In Edward Burrell v HMRC [2020] TC07766, First Tier Tribunal (FTT) found the construction of a houseboat did not meet the 'construction of a building designed as a dwelling' and therefore did not qualify for the DIY scheme.

  • In 1990, Mr Burrell obtained planning permission to construct a houseboat on a piece of land. A concrete foundation was laid onto the steel structure and a crane was then used to lift the structure before placing it on water, where it remains.
  • Mr Burrell then submitted a claim for a VAT refund of £4,140 under the VAT DIY Housebuilders Scheme.
  • HMRC refused the claim on the basis that the houseboat did not meet the definition of a building designed as a 'dwelling', for VAT purposes.
  • Mr Burrell argued that the houseboat was, in essence, a concrete-based home that is designed as a dwelling, consistent with the planning permission. A crane was used to lift the structure into the water, where it remains. Mr Burrell appealed to the FTT.

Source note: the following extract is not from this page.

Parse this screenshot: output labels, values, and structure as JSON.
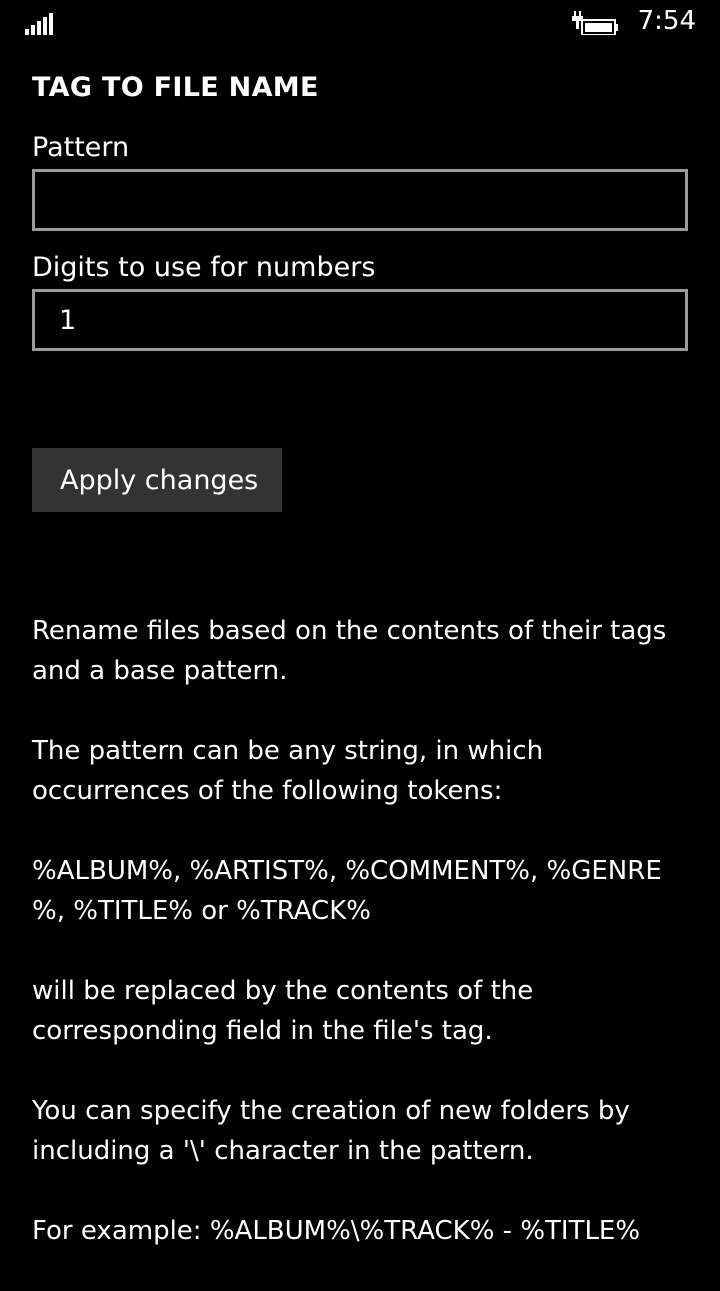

The FTT found that:

The planning permission specifically stated that “No permanent structures or buildings placed on the land are permitted”. This express prohibition in the planning permission meant the construction of the houseboat was not a 'dwelling' and therefore did not meet the DIY refund scheme.

The appeal was dismissed.


DIY Housebuilders Scheme
It is possible to recover VAT on constructing a new residential dwelling, or dwellings, even where there is no planned sale of the property. This recovery can arise under the special refund scheme for DIY housebuilders.

Land & Property: Dwellings
What is a dwelling for VAT purposes? What is the VAT treatment for construction, conversion, sale, and letting of a dwelling?

External links

Edward Burrell v HMRC [2020] TC07766